In my estimation, the book succeeds in advancing its central thesis and critiquing alternative explanations, whether of those unconvinced of early high Christology (e.g., Ehrman) or those convinced of it but whose explanations do not treat Jesus’s own testimony to his divinity as a decisive factor (e.g., Hurtado). The book offers no new exegesis, and little new historical evidence, but it advances the historical study of early Christology particularly by noting the widespread extent of high Christology among the earliest Christians and the lack of debate on the issue among them, and inquiring after an adequate historical cause. Loke is fair and scrupulous in his interaction with alternative views, and because of the fullness with which he catalogues and critiques alternate explanations his monograph also serves as a useful overview of recent scholarship on early Christology.

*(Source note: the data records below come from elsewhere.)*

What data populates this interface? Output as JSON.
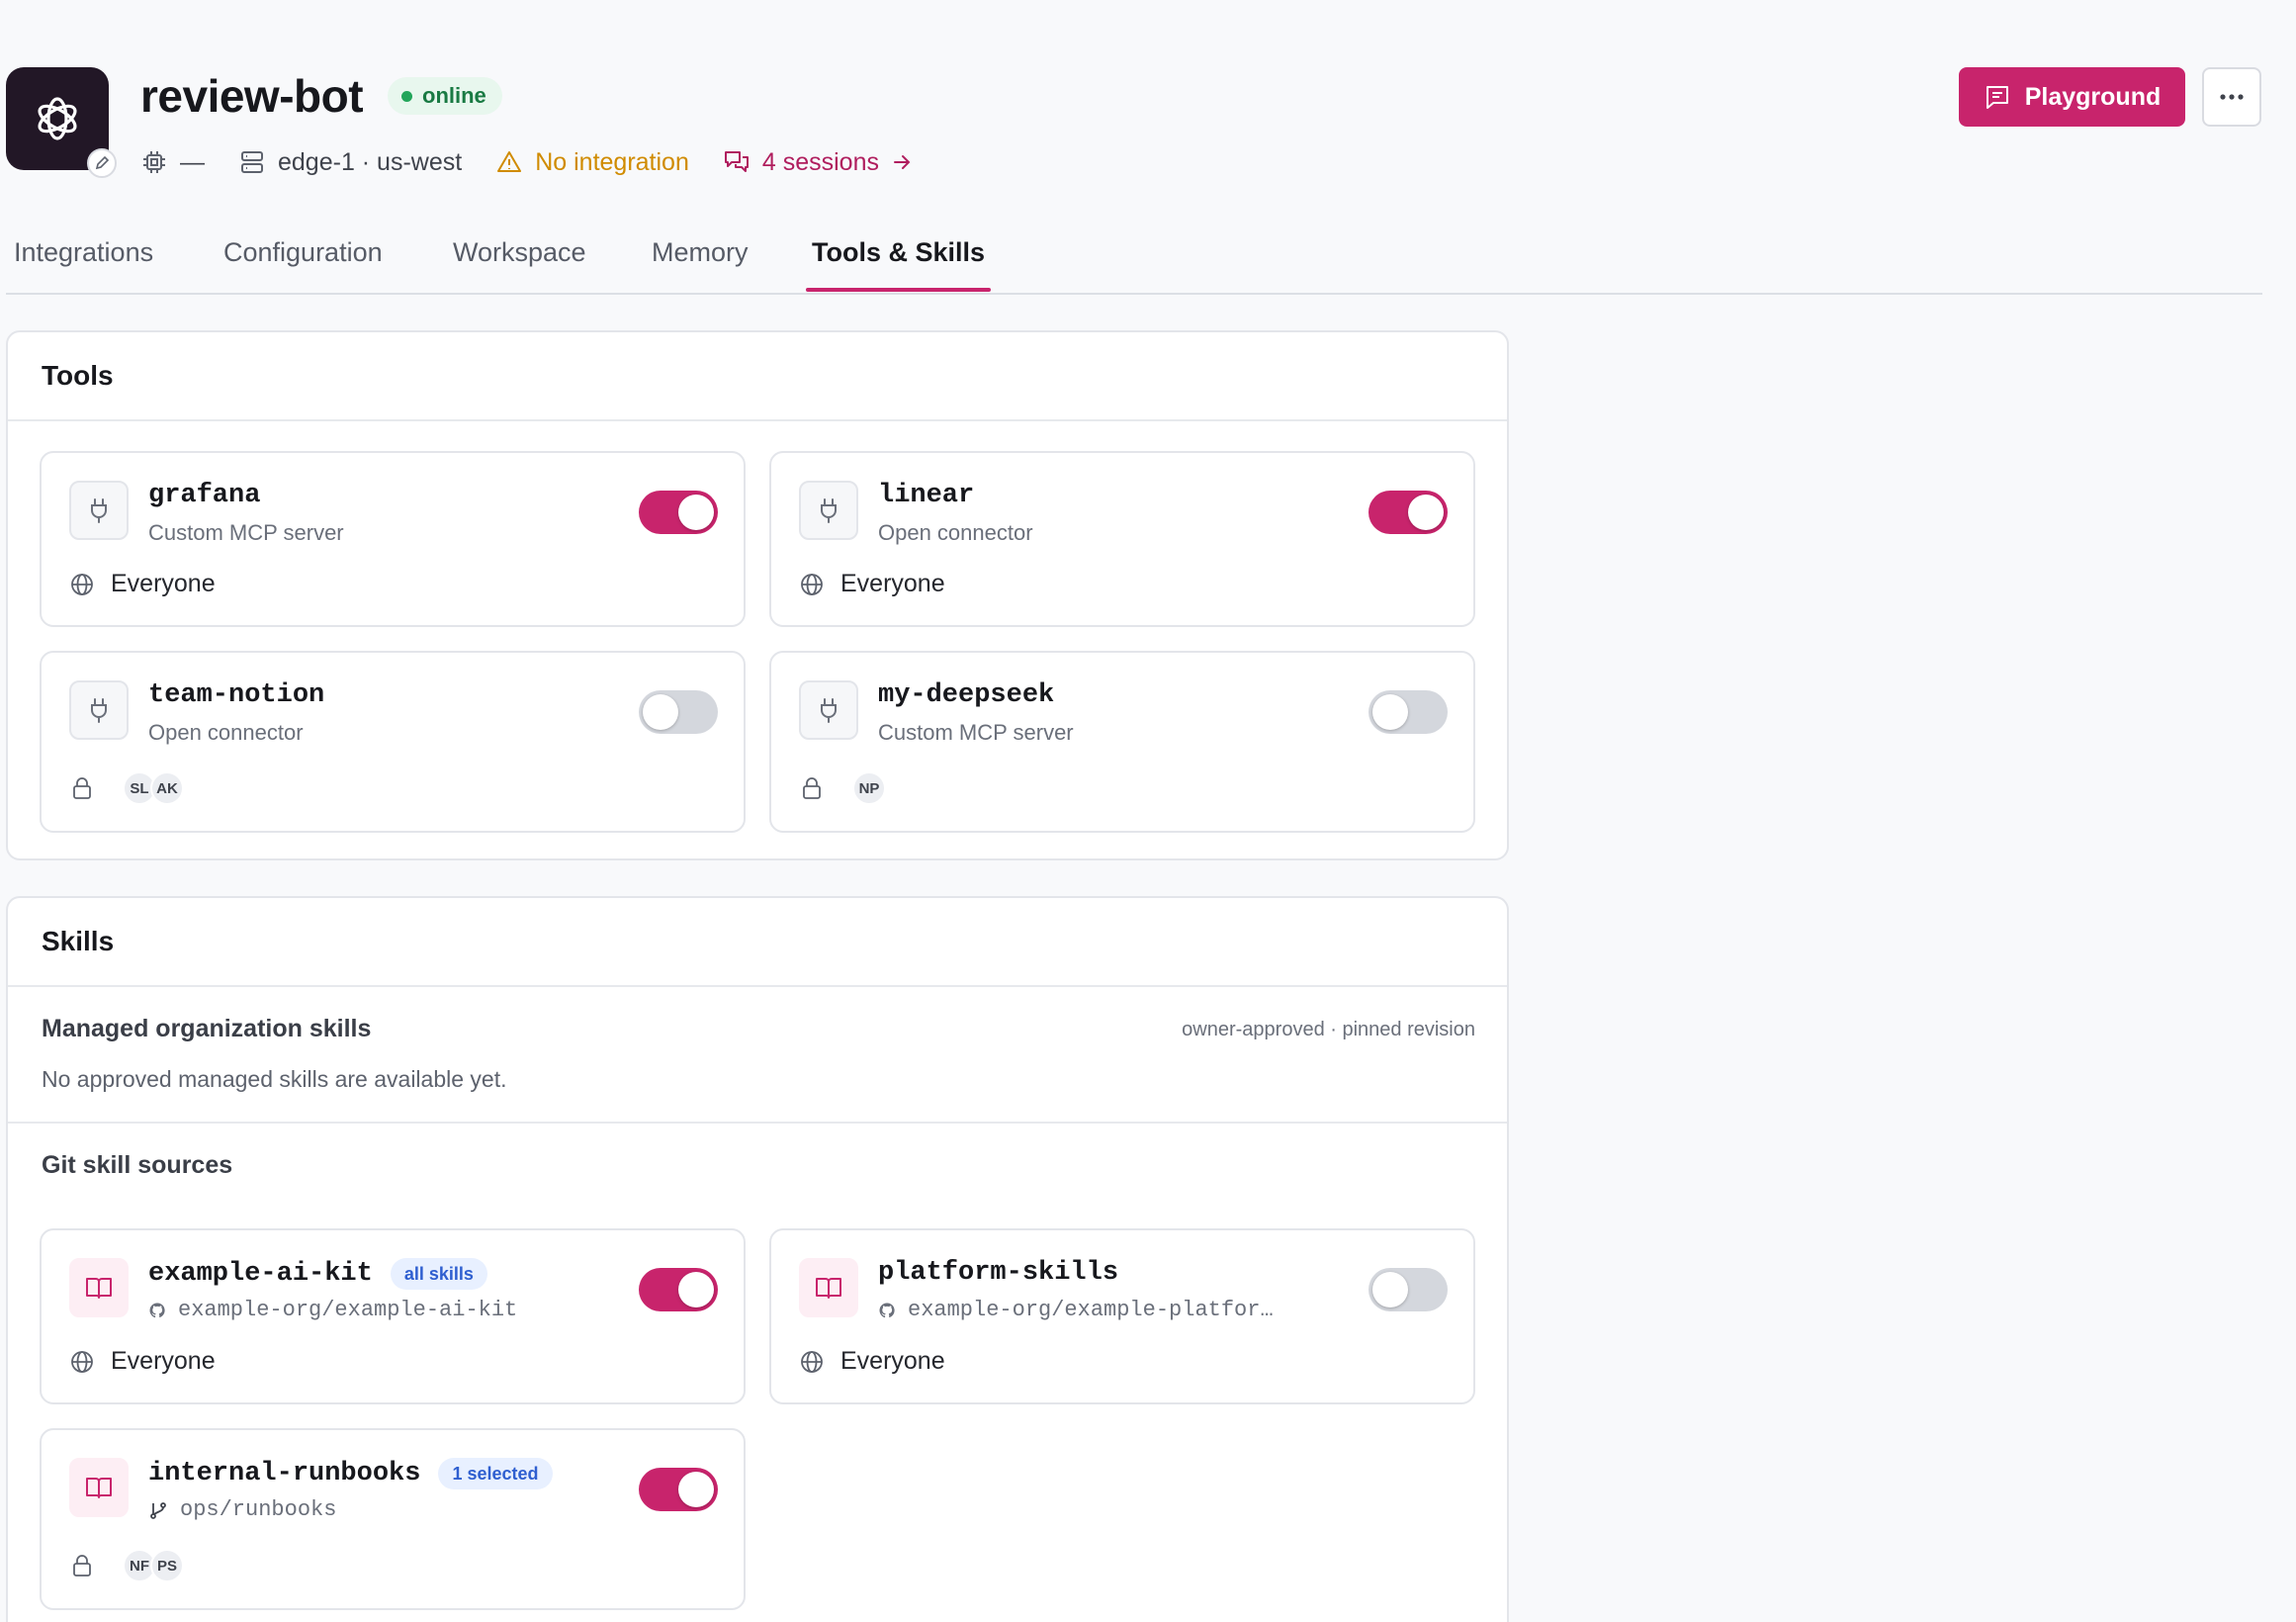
{
  "header": {
    "title": "review-bot",
    "status": "online",
    "model": "—",
    "host": "edge-1 · us-west",
    "integration_warning": "No integration",
    "sessions": "4 sessions",
    "playground_label": "Playground",
    "colors": {
      "accent": "#c8246c",
      "online": "#22a55a",
      "warning": "#d08b00"
    }
  },
  "tabs": [
    {
      "label": "Integrations",
      "active": false
    },
    {
      "label": "Configuration",
      "active": false
    },
    {
      "label": "Workspace",
      "active": false
    },
    {
      "label": "Memory",
      "active": false
    },
    {
      "label": "Tools & Skills",
      "active": true
    }
  ],
  "tools": {
    "title": "Tools",
    "items": [
      {
        "name": "grafana",
        "type": "Custom MCP server",
        "access": "Everyone",
        "enabled": true
      },
      {
        "name": "linear",
        "type": "Open connector",
        "access": "Everyone",
        "enabled": true
      },
      {
        "name": "team-notion",
        "type": "Open connector",
        "users": [
          "SL",
          "AK"
        ],
        "enabled": false
      },
      {
        "name": "my-deepseek",
        "type": "Custom MCP server",
        "users": [
          "NP"
        ],
        "enabled": false
      }
    ]
  },
  "skills": {
    "title": "Skills",
    "managed": {
      "label": "Managed organization skills",
      "note": "owner-approved · pinned revision",
      "empty": "No approved managed skills are available yet."
    },
    "git": {
      "label": "Git skill sources",
      "items": [
        {
          "name": "example-ai-kit",
          "tag": "all skills",
          "repo": "example-org/example-ai-kit",
          "access": "Everyone",
          "enabled": true
        },
        {
          "name": "platform-skills",
          "repo": "example-org/example-platfor…",
          "access": "Everyone",
          "enabled": false
        },
        {
          "name": "internal-runbooks",
          "tag": "1 selected",
          "repo": "ops/runbooks",
          "users": [
            "NF",
            "PS"
          ],
          "enabled": true
        }
      ]
    }
  }
}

I do have three relatively minor critiques to register. First is the distracting number of spelling and formatting errors. To name just a few: Hebrew written backwards (pp. 28, 40), grammar and spelling errors (pp. 41, 84, 93, 97, 105 and so on), missing spaces (p. 60), and a Greek dative out of context (pp. 76, 97). Second, more substantively, while I appreciate Loke’s use (following Wesley Hill’s book Paul and the Trinity [Grand Rapids: Eerdmans, 2015]) of trinitarian concepts as heuristic tools for reading Paul, I would demur from the “social” model of the Trinity evident in his definition of trinitarian persons (pp. 19–20), and I find his assertions that “Jesus represents YHWH” (p. 30) and that Jesus is “within the being of YHWH” (pp. 91, 97) to be somewhat wide of the mark. Third, especially when handling questions related to how Jesus can be both human and divine, or whether Jesus’s subordination to the Father presents a problem for divine Christology, I found some of his answers insufficient (e.g., pp. 18n18, 20, 54n1, 83, 93, 174n13). These issues cry out for what patristic scholar John Behr calls “partitive exegesis,” a reading strategy that recognizes that while Jesus is a single ascriptive subject, some scriptural assertions of him speak of him as God, and others speak of him as man. To Loke’s credit, he does occasionally highlight the importance of the incarnation for answering these questions (pp. 81, 157), but a more programmatic use of incarnational conceptions would have rendered his response to these challenges more substantive and persuasive.
Yet these criticisms detract little from the overall worth of the work, which is considerable. I warmly commend the book to all interested in the New Testament, Christology, and the origin of Christianity’s most distinctive beliefs.